A shudder ran down the collective New Zealand spine yesterday. Raw memories of all those times in the past when the Wallabies have crept up on them and stolen their silverware have been stirred.
It could happen again. In fact, the odds on it happening again are beginning to shorten alarmingly on the strength of Australia’s almost flawless burglary at Twickenham.
You have to hand it to this Wallaby squad. From a nervous, tentative outfit brimming with self-doubt they put on the most comprehensive demonstration of fast, error-free and adventurous rugby we have yet seen at this World Cup.
This was the kind of footy that the Wallabies played under John Eales, and orchestrated so cleverly by George Gregan and Steve Larkham. All that nonsense in the British press beforehand about Bernard Foley being unable to run a game or kick effectively, and that the dramatic unpredictability of Quade Cooper is a better bet for the Wallabies, was blown away for good.
In reality Wallabies sides are always at their best when they stick to the formula of fast accurate passing and high speed recycling away from the breakdown. Cooper’s eccentricities get in the way of that, disrupt the flow and cause no end of anxiety among those around him.
There has been a lingering slight, not just in the British media, which has the Aussie pack as a collection of easy-beats, a pushover for the All Blacks, Springboks and English. Well, that assumption came a very sudden thud at Twickenham. Perhaps it was the work of the great Argentinian hooker Mario Ledesma who Michael Cheika called in to stiffen the Wallabies up at scrum time that caused the English such a shock.
Clearly, England were intent on imposing their in-built sense of superiority backed by loud renditions of sweet chariots swinging low, grinding the Wallabies down and relying on their tactical kicking to take the game away from Australia. They wanted to negate the impact of the two sneak thieves, Michael Hooper and David Pocock at the breakdown by committing more bodies to the cleanout.

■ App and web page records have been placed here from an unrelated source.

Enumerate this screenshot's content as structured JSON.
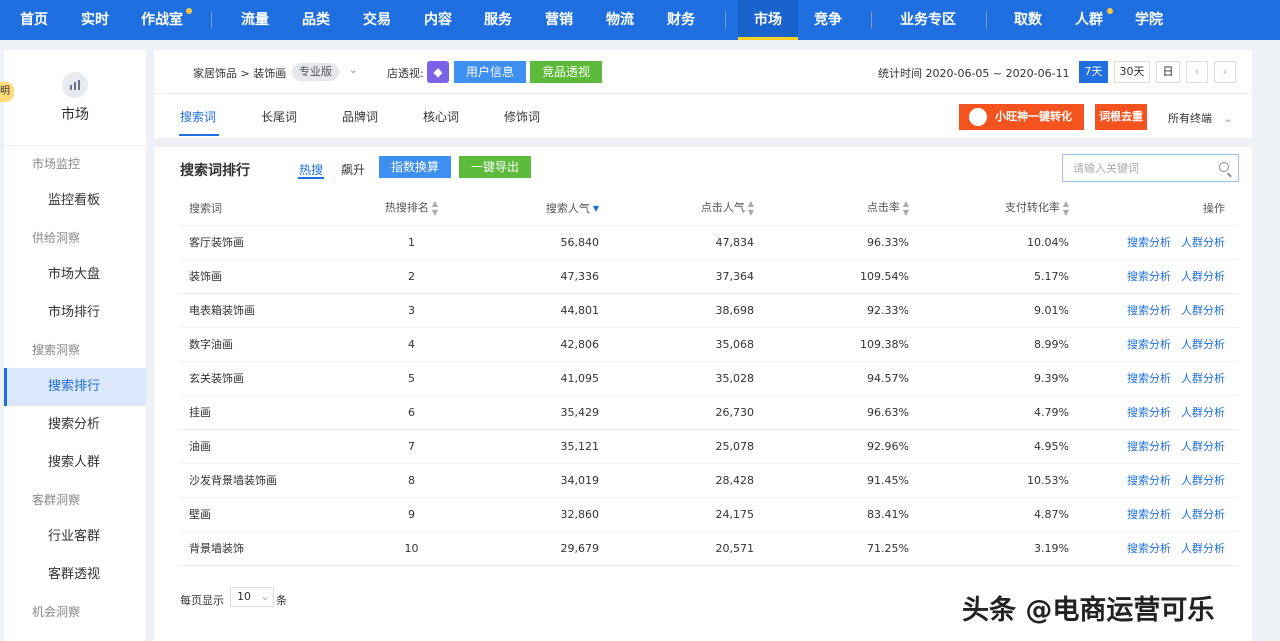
{
  "topnav": {
    "items": [
      {
        "label": "首页"
      },
      {
        "label": "实时"
      },
      {
        "label": "作战室"
      },
      {
        "label": "流量"
      },
      {
        "label": "品类"
      },
      {
        "label": "交易"
      },
      {
        "label": "内容"
      },
      {
        "label": "服务"
      },
      {
        "label": "营销"
      },
      {
        "label": "物流"
      },
      {
        "label": "财务"
      },
      {
        "label": "市场"
      },
      {
        "label": "竞争"
      },
      {
        "label": "业务专区"
      },
      {
        "label": "取数"
      },
      {
        "label": "人群"
      },
      {
        "label": "学院"
      }
    ],
    "active": "市场"
  },
  "sidebar": {
    "badge": "明",
    "title": "市场",
    "groups": [
      {
        "label": "市场监控",
        "items": [
          "监控看板"
        ]
      },
      {
        "label": "供给洞察",
        "items": [
          "市场大盘",
          "市场排行"
        ]
      },
      {
        "label": "搜索洞察",
        "items": [
          "搜索排行",
          "搜索分析",
          "搜索人群"
        ]
      },
      {
        "label": "客群洞察",
        "items": [
          "行业客群",
          "客群透视"
        ]
      },
      {
        "label": "机会洞察",
        "items": []
      }
    ],
    "active_item": "搜索排行"
  },
  "header": {
    "breadcrumb": "家居饰品 > 装饰画",
    "edition": "专业版",
    "shop_label": "店透视:",
    "user_info_button": "用户信息",
    "competitor_button": "竞品透视",
    "stat_time": "统计时间 2020-06-05 ~ 2020-06-11",
    "range_buttons": [
      "7天",
      "30天",
      "日"
    ],
    "tabs": [
      "搜索词",
      "长尾词",
      "品牌词",
      "核心词",
      "修饰词"
    ],
    "convert_button": "小旺神一键转化",
    "dedupe_button": "词根去重",
    "terminal": "所有终端"
  },
  "main": {
    "title": "搜索词排行",
    "segments": [
      "热搜",
      "飙升"
    ],
    "index_button": "指数换算",
    "export_button": "一键导出",
    "search_placeholder": "请输入关键词",
    "columns": [
      "搜索词",
      "热搜排名",
      "搜索人气",
      "点击人气",
      "点击率",
      "支付转化率",
      "操作"
    ],
    "rows": [
      {
        "word": "客厅装饰画",
        "rank": "1",
        "search": "56,840",
        "click": "47,834",
        "ctr": "96.33%",
        "cvr": "10.04%"
      },
      {
        "word": "装饰画",
        "rank": "2",
        "search": "47,336",
        "click": "37,364",
        "ctr": "109.54%",
        "cvr": "5.17%"
      },
      {
        "word": "电表箱装饰画",
        "rank": "3",
        "search": "44,801",
        "click": "38,698",
        "ctr": "92.33%",
        "cvr": "9.01%"
      },
      {
        "word": "数字油画",
        "rank": "4",
        "search": "42,806",
        "click": "35,068",
        "ctr": "109.38%",
        "cvr": "8.99%"
      },
      {
        "word": "玄关装饰画",
        "rank": "5",
        "search": "41,095",
        "click": "35,028",
        "ctr": "94.57%",
        "cvr": "9.39%"
      },
      {
        "word": "挂画",
        "rank": "6",
        "search": "35,429",
        "click": "26,730",
        "ctr": "96.63%",
        "cvr": "4.79%"
      },
      {
        "word": "油画",
        "rank": "7",
        "search": "35,121",
        "click": "25,078",
        "ctr": "92.96%",
        "cvr": "4.95%"
      },
      {
        "word": "沙发背景墙装饰画",
        "rank": "8",
        "search": "34,019",
        "click": "28,428",
        "ctr": "91.45%",
        "cvr": "10.53%"
      },
      {
        "word": "壁画",
        "rank": "9",
        "search": "32,860",
        "click": "24,175",
        "ctr": "83.41%",
        "cvr": "4.87%"
      },
      {
        "word": "背景墙装饰",
        "rank": "10",
        "search": "29,679",
        "click": "20,571",
        "ctr": "71.25%",
        "cvr": "3.19%"
      }
    ],
    "row_actions": [
      "搜索分析",
      "人群分析"
    ],
    "pager": {
      "label": "每页显示",
      "size": "10",
      "unit": "条"
    }
  },
  "watermark": "头条 @电商运营可乐",
  "colors": {
    "brand": "#1f6fe0",
    "green": "#5dbb3b",
    "orange": "#f4531d"
  }
}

The most astute English commentator, Simon Barnes said as much beforehand: “Emotions, scrums, nullification of the flankers and kicking should save England.” On all counts the English failed.
The greatest failure, apart from the scrum, was their sheer inability to stop the Hooper/Pocock roadshow. These two effectively turned the game. Time and again the English cleaners-out simply couldn’t get there quickly enough to cut them off and showed what a difficult job that is against a double act as phenomenally gifted as this.
Michael Cheika’s seemingly bizarre experiment earlier in the year in the Sydney Test against New Zealand has paid off and lumbering English forwards simply couldn’t cope with it.
With their set pieces in high retreat the English backline began to panic. In the second half in particular their performance became a carbon copy of their capitulation to a Welsh team that never really expected to win until the last five minutes.
The English backline showed all the tactical acumen of a cabbage and we can now assume that the futile experiment with Burgess in midfield has come to a merciful end, submerged in the welter of recrimination and scapegoating that only the British media are capable of indulging in.
Unless Wales, who have clearly burned up most of their emotional stockpile, or the French who, true to character, will keep the punters guessing all the way through the tournament, or the Irish who are good for at least one heroic effort at the business end of the tournament, manage to make their way through to the semis, then it is once again destined to be a southern hemisphere show.